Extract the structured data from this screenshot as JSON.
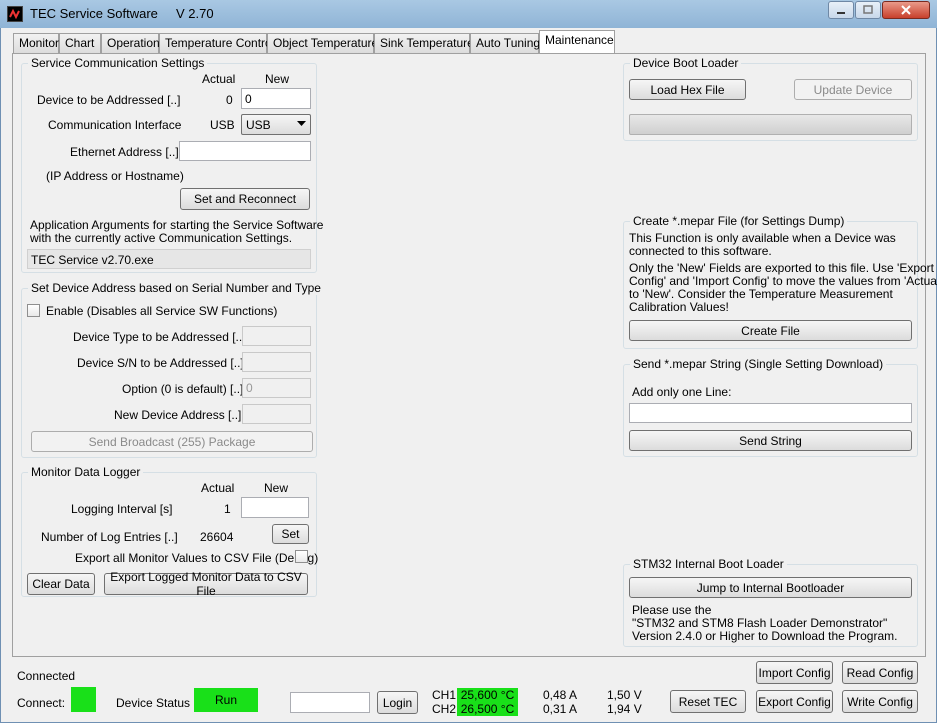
{
  "window": {
    "title": "TEC Service Software",
    "version": "V 2.70"
  },
  "tabs": [
    "Monitor",
    "Chart",
    "Operation",
    "Temperature Control",
    "Object Temperature",
    "Sink Temperature",
    "Auto Tuning",
    "Maintenance"
  ],
  "comm": {
    "title": "Service Communication Settings",
    "col_actual": "Actual",
    "col_new": "New",
    "device_label": "Device to be Addressed [..]",
    "device_actual": "0",
    "device_new": "0",
    "iface_label": "Communication Interface",
    "iface_actual": "USB",
    "iface_new": "USB",
    "eth_label": "Ethernet Address [..]",
    "eth_value": "",
    "ip_label": "(IP Address or Hostname)",
    "reconnect": "Set and Reconnect",
    "args_line1": "Application Arguments for starting the Service Software",
    "args_line2": "with the currently active Communication Settings.",
    "args_value": "TEC Service v2.70.exe"
  },
  "serial": {
    "title": "Set Device Address based on Serial Number and Type",
    "enable": "Enable (Disables all Service SW Functions)",
    "type_label": "Device Type to be Addressed [..]",
    "type_value": "",
    "sn_label": "Device S/N to be Addressed [..]",
    "sn_value": "",
    "opt_label": "Option (0 is default) [..]",
    "opt_value": "0",
    "addr_label": "New Device Address [..]",
    "addr_value": "",
    "broadcast": "Send Broadcast (255) Package"
  },
  "logger": {
    "title": "Monitor Data Logger",
    "col_actual": "Actual",
    "col_new": "New",
    "interval_label": "Logging Interval [s]",
    "interval_actual": "1",
    "interval_new": "",
    "entries_label": "Number of Log Entries [..]",
    "entries_value": "26604",
    "set": "Set",
    "export_csv_label": "Export all Monitor Values to CSV File (Debug)",
    "clear": "Clear Data",
    "export": "Export Logged Monitor Data to CSV File"
  },
  "boot": {
    "title": "Device Boot Loader",
    "load": "Load Hex File",
    "update": "Update Device"
  },
  "mepar": {
    "title": "Create *.mepar File (for Settings Dump)",
    "l1": "This Function is only available when a Device was",
    "l2": "connected to this software.",
    "l3": "Only the 'New' Fields are exported to this file. Use 'Export",
    "l4": "Config' and 'Import Config' to move the values from 'Actual'",
    "l5": "to 'New'. Consider the Temperature Measurement",
    "l6": "Calibration Values!",
    "create": "Create File"
  },
  "sendstr": {
    "title": "Send *.mepar String (Single Setting Download)",
    "hint": "Add only one Line:",
    "value": "",
    "send": "Send String"
  },
  "stm": {
    "title": "STM32 Internal Boot Loader",
    "jump": "Jump to Internal Bootloader",
    "l1": "Please use the",
    "l2": "\"STM32 and STM8 Flash Loader Demonstrator\"",
    "l3": "Version 2.4.0 or Higher to Download the Program."
  },
  "status": {
    "connected": "Connected",
    "connect_label": "Connect:",
    "device_status_label": "Device Status",
    "device_status": "Run",
    "password": "",
    "login": "Login",
    "ch1": "CH1",
    "ch1_temp": "25,600 °C",
    "ch1_current": "0,48 A",
    "ch1_voltage": "1,50 V",
    "ch2": "CH2",
    "ch2_temp": "26,500 °C",
    "ch2_current": "0,31 A",
    "ch2_voltage": "1,94 V",
    "reset": "Reset TEC",
    "import": "Import Config",
    "export": "Export Config",
    "read": "Read Config",
    "write": "Write Config"
  },
  "colors": {
    "status_green": "#19e019",
    "accent": "#3c7fb1"
  }
}
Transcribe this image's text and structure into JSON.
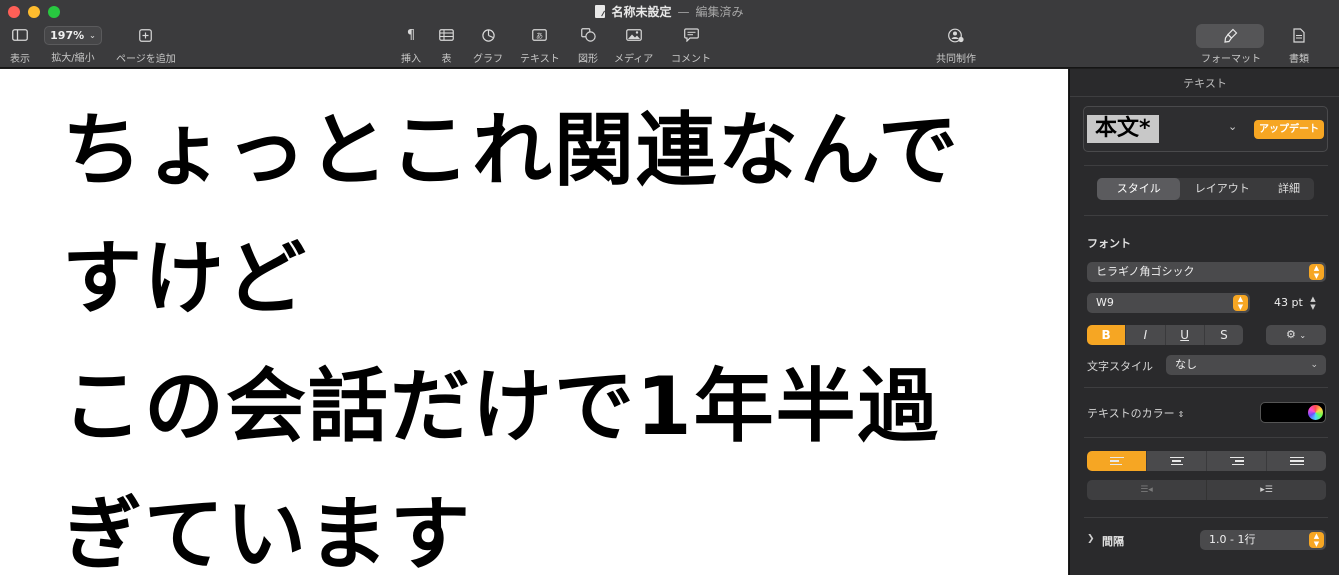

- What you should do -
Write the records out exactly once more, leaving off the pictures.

- Result below -
Extract the structured data from this screenshot as JSON.
{
  "window": {
    "title": "TEC Service Software",
    "version": "V 2.70"
  },
  "tabs": [
    "Monitor",
    "Chart",
    "Operation",
    "Temperature Control",
    "Object Temperature",
    "Sink Temperature",
    "Auto Tuning",
    "Maintenance"
  ],
  "comm": {
    "title": "Service Communication Settings",
    "col_actual": "Actual",
    "col_new": "New",
    "device_label": "Device to be Addressed [..]",
    "device_actual": "0",
    "device_new": "0",
    "iface_label": "Communication Interface",
    "iface_actual": "USB",
    "iface_new": "USB",
    "eth_label": "Ethernet Address [..]",
    "eth_value": "",
    "ip_label": "(IP Address or Hostname)",
    "reconnect": "Set and Reconnect",
    "args_line1": "Application Arguments for starting the Service Software",
    "args_line2": "with the currently active Communication Settings.",
    "args_value": "TEC Service v2.70.exe"
  },
  "serial": {
    "title": "Set Device Address based on Serial Number and Type",
    "enable": "Enable (Disables all Service SW Functions)",
    "type_label": "Device Type to be Addressed [..]",
    "type_value": "",
    "sn_label": "Device S/N to be Addressed [..]",
    "sn_value": "",
    "opt_label": "Option (0 is default) [..]",
    "opt_value": "0",
    "addr_label": "New Device Address [..]",
    "addr_value": "",
    "broadcast": "Send Broadcast (255) Package"
  },
  "logger": {
    "title": "Monitor Data Logger",
    "col_actual": "Actual",
    "col_new": "New",
    "interval_label": "Logging Interval [s]",
    "interval_actual": "1",
    "interval_new": "",
    "entries_label": "Number of Log Entries [..]",
    "entries_value": "26604",
    "set": "Set",
    "export_csv_label": "Export all Monitor Values to CSV File (Debug)",
    "clear": "Clear Data",
    "export": "Export Logged Monitor Data to CSV File"
  },
  "boot": {
    "title": "Device Boot Loader",
    "load": "Load Hex File",
    "update": "Update Device"
  },
  "mepar": {
    "title": "Create *.mepar File (for Settings Dump)",
    "l1": "This Function is only available when a Device was",
    "l2": "connected to this software.",
    "l3": "Only the 'New' Fields are exported to this file. Use 'Export",
    "l4": "Config' and 'Import Config' to move the values from 'Actual'",
    "l5": "to 'New'. Consider the Temperature Measurement",
    "l6": "Calibration Values!",
    "create": "Create File"
  },
  "sendstr": {
    "title": "Send *.mepar String (Single Setting Download)",
    "hint": "Add only one Line:",
    "value": "",
    "send": "Send String"
  },
  "stm": {
    "title": "STM32 Internal Boot Loader",
    "jump": "Jump to Internal Bootloader",
    "l1": "Please use the",
    "l2": "\"STM32 and STM8 Flash Loader Demonstrator\"",
    "l3": "Version 2.4.0 or Higher to Download the Program."
  },
  "status": {
    "connected": "Connected",
    "connect_label": "Connect:",
    "device_status_label": "Device Status",
    "device_status": "Run",
    "password": "",
    "login": "Login",
    "ch1": "CH1",
    "ch1_temp": "25,600 °C",
    "ch1_current": "0,48 A",
    "ch1_voltage": "1,50 V",
    "ch2": "CH2",
    "ch2_temp": "26,500 °C",
    "ch2_current": "0,31 A",
    "ch2_voltage": "1,94 V",
    "reset": "Reset TEC",
    "import": "Import Config",
    "export": "Export Config",
    "read": "Read Config",
    "write": "Write Config"
  },
  "colors": {
    "status_green": "#19e019",
    "accent": "#3c7fb1"
  }
}
Transcribe this image's text and structure into JSON.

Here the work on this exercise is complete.